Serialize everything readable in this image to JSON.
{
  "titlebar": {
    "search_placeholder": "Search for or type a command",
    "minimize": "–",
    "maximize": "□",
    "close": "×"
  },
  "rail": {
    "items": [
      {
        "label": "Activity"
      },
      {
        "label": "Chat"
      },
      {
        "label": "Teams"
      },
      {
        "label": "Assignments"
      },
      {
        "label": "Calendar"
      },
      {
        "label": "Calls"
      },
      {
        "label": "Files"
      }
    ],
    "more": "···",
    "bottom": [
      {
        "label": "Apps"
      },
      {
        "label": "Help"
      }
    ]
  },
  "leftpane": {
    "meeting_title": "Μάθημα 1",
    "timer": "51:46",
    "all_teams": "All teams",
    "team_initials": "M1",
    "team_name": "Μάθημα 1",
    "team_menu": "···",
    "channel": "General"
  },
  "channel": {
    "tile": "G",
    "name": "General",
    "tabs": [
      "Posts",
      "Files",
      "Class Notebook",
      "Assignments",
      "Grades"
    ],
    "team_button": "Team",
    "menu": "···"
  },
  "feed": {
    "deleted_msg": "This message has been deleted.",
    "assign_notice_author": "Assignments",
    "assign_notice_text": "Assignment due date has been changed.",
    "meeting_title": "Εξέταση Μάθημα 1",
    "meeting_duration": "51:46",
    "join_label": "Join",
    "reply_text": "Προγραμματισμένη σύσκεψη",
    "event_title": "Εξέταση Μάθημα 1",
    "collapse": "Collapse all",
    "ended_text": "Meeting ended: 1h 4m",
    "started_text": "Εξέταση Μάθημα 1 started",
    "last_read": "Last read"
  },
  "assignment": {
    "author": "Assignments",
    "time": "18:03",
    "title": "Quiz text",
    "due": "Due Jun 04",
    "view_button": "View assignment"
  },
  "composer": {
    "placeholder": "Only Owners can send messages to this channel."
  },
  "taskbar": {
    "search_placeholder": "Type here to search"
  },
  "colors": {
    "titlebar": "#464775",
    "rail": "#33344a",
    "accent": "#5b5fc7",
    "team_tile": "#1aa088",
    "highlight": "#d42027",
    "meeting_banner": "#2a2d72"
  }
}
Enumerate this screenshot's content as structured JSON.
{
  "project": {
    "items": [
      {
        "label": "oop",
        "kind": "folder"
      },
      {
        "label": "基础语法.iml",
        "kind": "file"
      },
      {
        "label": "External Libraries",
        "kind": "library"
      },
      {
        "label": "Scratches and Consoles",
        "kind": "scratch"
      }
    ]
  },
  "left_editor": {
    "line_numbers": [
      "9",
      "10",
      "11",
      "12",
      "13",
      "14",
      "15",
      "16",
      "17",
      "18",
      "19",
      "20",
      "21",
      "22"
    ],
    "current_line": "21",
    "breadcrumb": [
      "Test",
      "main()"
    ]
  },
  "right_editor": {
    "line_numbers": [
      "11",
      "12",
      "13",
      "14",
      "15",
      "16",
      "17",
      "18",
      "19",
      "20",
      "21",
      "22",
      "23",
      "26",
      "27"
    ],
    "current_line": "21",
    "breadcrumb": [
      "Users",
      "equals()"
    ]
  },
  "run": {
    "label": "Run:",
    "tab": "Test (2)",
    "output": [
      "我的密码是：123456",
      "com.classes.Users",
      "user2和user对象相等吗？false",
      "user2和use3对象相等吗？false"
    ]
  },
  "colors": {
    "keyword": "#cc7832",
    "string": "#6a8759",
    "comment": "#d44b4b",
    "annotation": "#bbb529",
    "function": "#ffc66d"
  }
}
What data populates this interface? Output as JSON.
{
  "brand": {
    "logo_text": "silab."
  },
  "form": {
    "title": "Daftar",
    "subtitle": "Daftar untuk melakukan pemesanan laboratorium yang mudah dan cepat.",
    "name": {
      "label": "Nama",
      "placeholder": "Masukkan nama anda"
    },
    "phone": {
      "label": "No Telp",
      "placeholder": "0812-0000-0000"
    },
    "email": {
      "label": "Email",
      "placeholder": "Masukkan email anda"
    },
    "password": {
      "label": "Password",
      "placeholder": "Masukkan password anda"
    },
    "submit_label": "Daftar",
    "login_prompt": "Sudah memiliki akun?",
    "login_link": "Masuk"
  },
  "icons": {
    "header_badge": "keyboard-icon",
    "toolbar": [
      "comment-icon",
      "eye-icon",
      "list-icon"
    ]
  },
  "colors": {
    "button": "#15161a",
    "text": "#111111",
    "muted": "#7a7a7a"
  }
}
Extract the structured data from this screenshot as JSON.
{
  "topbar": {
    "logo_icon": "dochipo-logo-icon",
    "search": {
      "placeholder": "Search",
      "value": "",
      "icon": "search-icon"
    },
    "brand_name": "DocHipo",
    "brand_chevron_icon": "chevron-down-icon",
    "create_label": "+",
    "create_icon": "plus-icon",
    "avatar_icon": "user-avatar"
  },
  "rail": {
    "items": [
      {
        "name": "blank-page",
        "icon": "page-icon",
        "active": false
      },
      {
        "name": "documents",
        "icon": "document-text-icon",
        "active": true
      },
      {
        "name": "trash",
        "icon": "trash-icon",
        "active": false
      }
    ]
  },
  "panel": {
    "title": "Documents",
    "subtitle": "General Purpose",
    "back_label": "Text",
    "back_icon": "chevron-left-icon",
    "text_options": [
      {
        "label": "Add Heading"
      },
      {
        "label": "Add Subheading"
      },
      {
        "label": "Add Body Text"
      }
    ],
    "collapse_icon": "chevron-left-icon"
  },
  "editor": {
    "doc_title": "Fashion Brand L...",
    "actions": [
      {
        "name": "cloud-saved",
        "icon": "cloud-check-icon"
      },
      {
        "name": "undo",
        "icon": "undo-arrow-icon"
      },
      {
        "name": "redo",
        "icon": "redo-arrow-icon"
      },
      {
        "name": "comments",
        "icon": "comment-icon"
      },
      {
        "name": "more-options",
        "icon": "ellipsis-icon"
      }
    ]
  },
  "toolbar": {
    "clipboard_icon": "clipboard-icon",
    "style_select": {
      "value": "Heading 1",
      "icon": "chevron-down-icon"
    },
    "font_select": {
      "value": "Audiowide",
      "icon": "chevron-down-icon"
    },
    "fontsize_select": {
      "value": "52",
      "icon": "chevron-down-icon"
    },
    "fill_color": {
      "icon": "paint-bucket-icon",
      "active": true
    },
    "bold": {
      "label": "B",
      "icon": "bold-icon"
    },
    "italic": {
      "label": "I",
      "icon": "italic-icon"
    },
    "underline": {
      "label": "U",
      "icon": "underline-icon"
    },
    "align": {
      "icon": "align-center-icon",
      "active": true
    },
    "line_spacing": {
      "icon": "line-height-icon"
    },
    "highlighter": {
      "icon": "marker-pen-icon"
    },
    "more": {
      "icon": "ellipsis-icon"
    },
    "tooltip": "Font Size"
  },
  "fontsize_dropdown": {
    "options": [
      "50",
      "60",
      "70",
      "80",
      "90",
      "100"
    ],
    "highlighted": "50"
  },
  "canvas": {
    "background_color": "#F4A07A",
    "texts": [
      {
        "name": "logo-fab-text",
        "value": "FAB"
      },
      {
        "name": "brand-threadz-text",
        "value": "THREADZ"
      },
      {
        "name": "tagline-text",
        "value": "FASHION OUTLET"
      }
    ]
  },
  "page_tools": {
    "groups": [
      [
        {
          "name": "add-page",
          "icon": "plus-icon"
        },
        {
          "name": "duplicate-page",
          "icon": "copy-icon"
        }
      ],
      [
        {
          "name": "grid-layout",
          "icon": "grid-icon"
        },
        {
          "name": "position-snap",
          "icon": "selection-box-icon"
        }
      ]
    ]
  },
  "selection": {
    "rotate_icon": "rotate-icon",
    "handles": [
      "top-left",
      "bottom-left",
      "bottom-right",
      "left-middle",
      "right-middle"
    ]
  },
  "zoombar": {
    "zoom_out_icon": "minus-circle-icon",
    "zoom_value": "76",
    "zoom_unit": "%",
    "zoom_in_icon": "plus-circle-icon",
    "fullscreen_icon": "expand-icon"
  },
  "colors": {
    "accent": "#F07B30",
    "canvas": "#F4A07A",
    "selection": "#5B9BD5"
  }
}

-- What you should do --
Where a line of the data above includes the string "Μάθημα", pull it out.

-- Solution to this task --
    "meeting_title": "Μάθημα 1",
    "team_name": "Μάθημα 1",
    "meeting_title": "Εξέταση Μάθημα 1",
    "event_title": "Εξέταση Μάθημα 1",
    "started_text": "Εξέταση Μάθημα 1 started",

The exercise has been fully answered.